"Never mind what you think," I replied. "Taste the wine."
Upon tasting what he was served, Georg had to admit that, why yes, this glass did work surprisingly well for that particular wine. He was graceful in defeat. (Or maybe he was just being polite.)
Who knows which shape works best for, say, Ribera Sacra or Bierzo wines, two Spanish reds made from the Mencía grape variety. Or which shape shows certain Champagnes to their best advantage.
(Turning the tables, Georg once served us at his home a 1990 Dom Pérignon Oenothèque in his capacious Sommeliers series grand cru red Burgundy glasses. It was a striking choice, both stylistically—who expects such a thing?—and sensorily, as the shape and vast air space amplified the red berry quality of the Pinot Noir–rich blend in a way no conventional Champagne glass could have.)
Decant! Now, here's an old fashion that has gone so far from common use that it can rightly be said to be new again. Not only are we seeing all sorts of wonderful new decanter designs that make a style statement, but can anyone really doubt that exposing the (usually) very young wines we habitually drink today to a dose of aeration in the decanting process is a Good Thing?
Using a decanter at table offers something else that I, anyway, think is devoutly to be desired: It breaks the hypnosis of "label drinking." Decant the wine, show everybody at the table the bottle so they can see what's being served (blind tasting at a dinner table is sadistic), and then whisk away the bottle out of sight. You and your companions will drink the wine, rather than fixate on the label.
We now see and taste and live with so many wines—and so many different foods and dishes—that we need to discover new ways of seeing, tasting, thinking.
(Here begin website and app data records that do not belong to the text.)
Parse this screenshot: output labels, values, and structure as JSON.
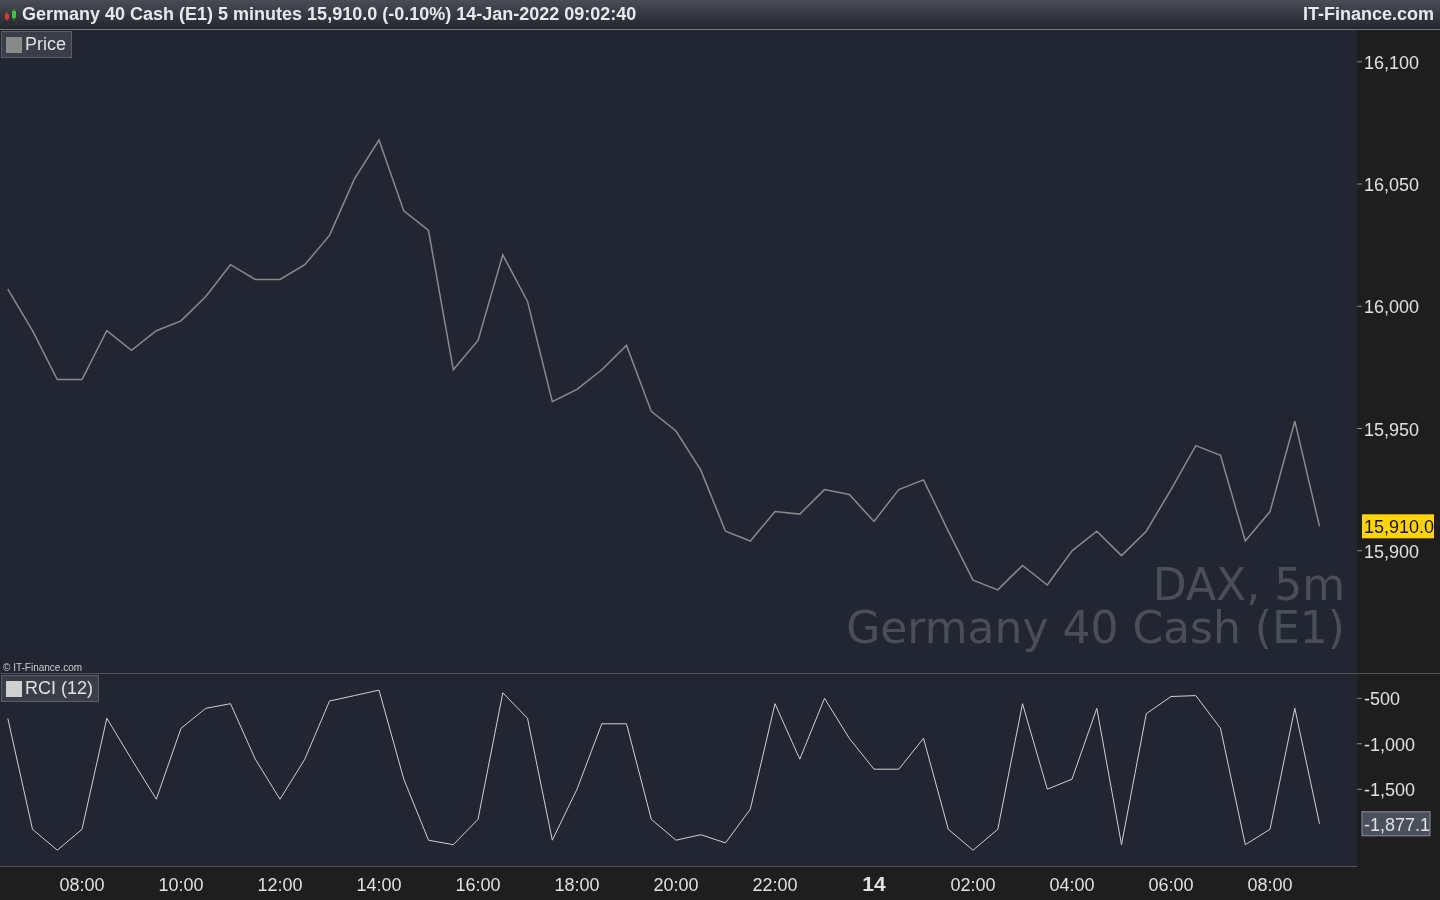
{
  "header": {
    "title": "Germany 40 Cash (E1) 5 minutes 15,910.0 (-0.10%) 14-Jan-2022 09:02:40",
    "brand": "IT-Finance.com"
  },
  "price_pane": {
    "copyright": "© IT-Finance.com",
    "watermark_symbol": "DAX, 5m",
    "watermark_name": "Germany 40 Cash (E1)",
    "last_label": "15,910.0",
    "chart_data": {
      "type": "line",
      "series": [
        {
          "name": "Price",
          "color": "#8a8a8a",
          "values": [
            16007,
            15990,
            15970,
            15970,
            15990,
            15982,
            15990,
            15994,
            16004,
            16017,
            16011,
            16011,
            16017,
            16029,
            16052,
            16068,
            16039,
            16031,
            15974,
            15986,
            16021,
            16002,
            15961,
            15966,
            15974,
            15984,
            15957,
            15949,
            15933,
            15908,
            15904,
            15916,
            15915,
            15925,
            15923,
            15912,
            15925,
            15929,
            15908,
            15888,
            15884,
            15894,
            15886,
            15900,
            15908,
            15898,
            15908,
            15925,
            15943,
            15939,
            15904,
            15916,
            15953,
            15910
          ]
        }
      ],
      "ylim": [
        15850,
        16113
      ],
      "yticks": [
        {
          "value": 15900,
          "label": "15,900"
        },
        {
          "value": 15950,
          "label": "15,950"
        },
        {
          "value": 16000,
          "label": "16,000"
        },
        {
          "value": 16050,
          "label": "16,050"
        },
        {
          "value": 16100,
          "label": "16,100"
        }
      ]
    }
  },
  "rci_pane": {
    "last_label": "-1,877.1",
    "chart_data": {
      "type": "line",
      "categories": [
        null,
        null,
        null,
        "08:00",
        null,
        null,
        null,
        "10:00",
        null,
        null,
        null,
        "12:00",
        null,
        null,
        null,
        "14:00",
        null,
        null,
        null,
        "16:00",
        null,
        null,
        null,
        "18:00",
        null,
        null,
        null,
        "20:00",
        null,
        null,
        null,
        "22:00",
        null,
        null,
        null,
        "14",
        null,
        null,
        null,
        "02:00",
        null,
        null,
        null,
        "04:00",
        null,
        null,
        null,
        "06:00",
        null,
        null,
        null,
        "08:00",
        null,
        null
      ],
      "series": [
        {
          "name": "RCI (12)",
          "color": "#d0d0d0",
          "values": [
            -720,
            -1940,
            -2170,
            -1940,
            -720,
            -1170,
            -1610,
            -830,
            -610,
            -560,
            -1170,
            -1610,
            -1170,
            -530,
            -470,
            -410,
            -1390,
            -2060,
            -2110,
            -1830,
            -440,
            -720,
            -2060,
            -1500,
            -780,
            -780,
            -1830,
            -2060,
            -2000,
            -2090,
            -1720,
            -560,
            -1170,
            -500,
            -940,
            -1280,
            -1280,
            -940,
            -1940,
            -2170,
            -1940,
            -560,
            -1500,
            -1390,
            -610,
            -2110,
            -670,
            -480,
            -470,
            -830,
            -2110,
            -1940,
            -610,
            -1880
          ]
        }
      ],
      "ylim": [
        -2344,
        -233
      ],
      "yticks": [
        {
          "value": -500,
          "label": "-500"
        },
        {
          "value": -1000,
          "label": "-1,000"
        },
        {
          "value": -1500,
          "label": "-1,500"
        }
      ]
    }
  }
}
Doing things differently is a means of reminding us that established patterns, however pleasing, may no longer be the best way to heighten, even exalt, the pleasures that we so anticipate with wine.